2012/04/29 21:39:35

The government move to raise fuel prices and its plan to hike electricity rates have again exposed the long-standing issue of CPC Corp., Taiwan, and Taiwan Power Co.'s lack of efficiency, in addition to provoking anger from the general public.

In the case of state-run oil refiner CPC Corp., its low efficiency becomes even more striking when compared with that of private-run Formosa Petrochemical Corp. (PFCC). When CPC had a big loss, FPCC managed to make a small profit; when CPC had a small profit, FPC enjoyed a bumper year.

No matter how the CPC management tried to explain away its responsibility for the state-own company's poor performance, this society has since long time ago come to a consensus that the only solution to solve this problem is to privatize it.

And yet this common sense solution is easier said than done. As early as in 1998, when the Ministry of Economic Affairs, which supervises CPC operations, began to push for its privatization, it was the Legislature that, in 2003, adopted a resolution that effectively blocked the MOEA move -- by demanding that CPC's labor union must give consent to this program.

CPC workers, who were used to fat salaries and lax work requirements, certainly opposed the privatization plan. Because they are a big number, controlling a considerable amount of votes, no economics minister has ever dared to offend them.
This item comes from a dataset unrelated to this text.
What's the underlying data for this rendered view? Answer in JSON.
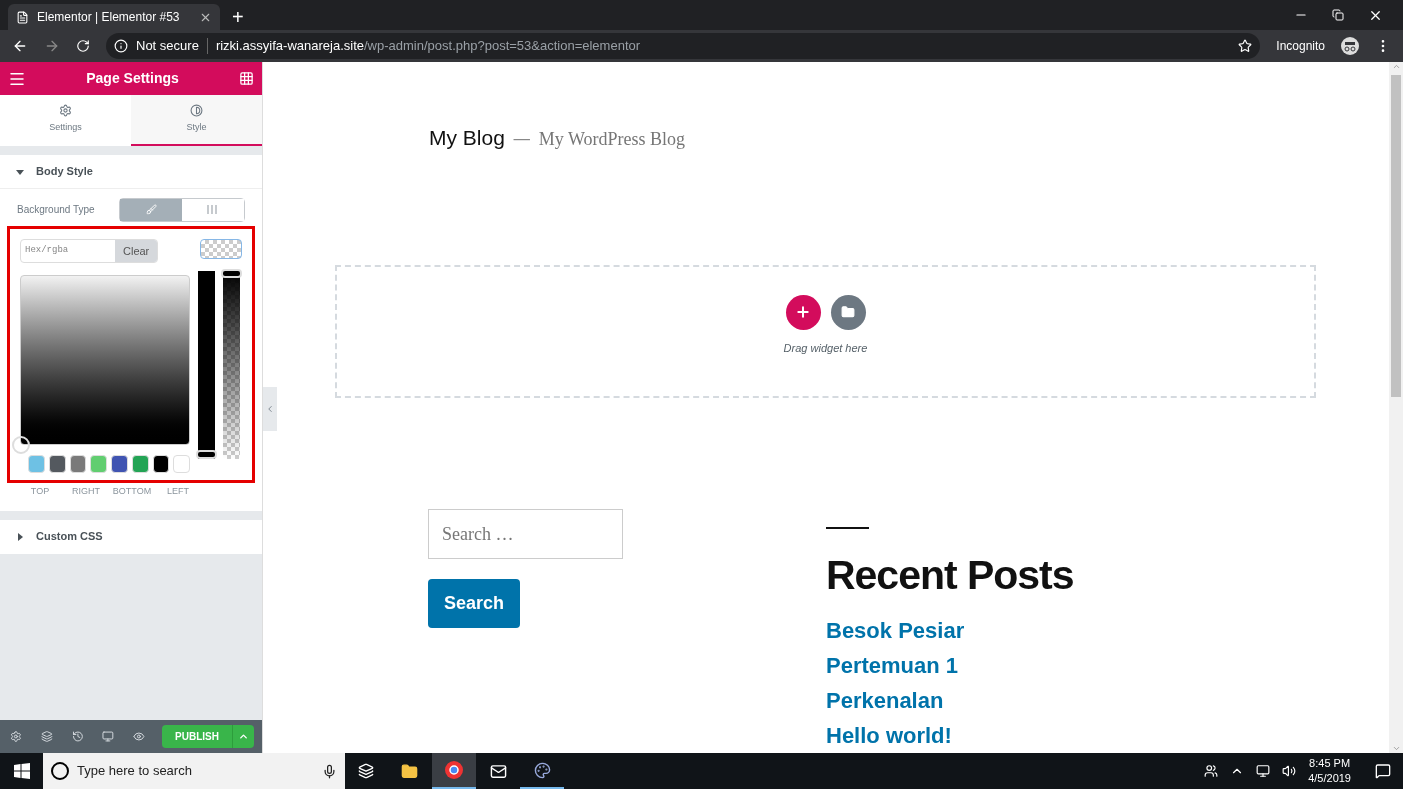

CPC had another chance to transform itself into a "real business entity" when it played a leading role in trying to launch the Kuokuang Petrochemical Project. The project was aborted after green activists fiercely objected to it.

Taiwan Power Co. (Taipower) is another case of the needs to privatize a major energy supplier in this country. Its long-standing deficits originate from two sources: the low and cheap electricity rate and a contract duty to spend over NT$100 billion (US$3.34 billion) yearly to buy electricity from the private sector at high prices.

Because of the complicated intertwining of interests involving various lobby groups and government agencies, the government can show its determination to reform by privatizing Taipower,

For instance, Taipower can cut its huge deficits by reducing its capitalization before inviting private investors to increase its operating capital. This would be a huge first step for Taipower as it seeks to turn itself into a private company.

People are expecting President Ma Ying-jeou to privatize CPC first, if he cannot privatize both CPC and Taipower at the same time. If he is serious about privatizing the nation's two major energy suppliers, he should do it quick, before a new round of local government elections turns the subject into a taboo two years from now. (Editorial abstract -- April 29, 2012)

(By S.C. Chang)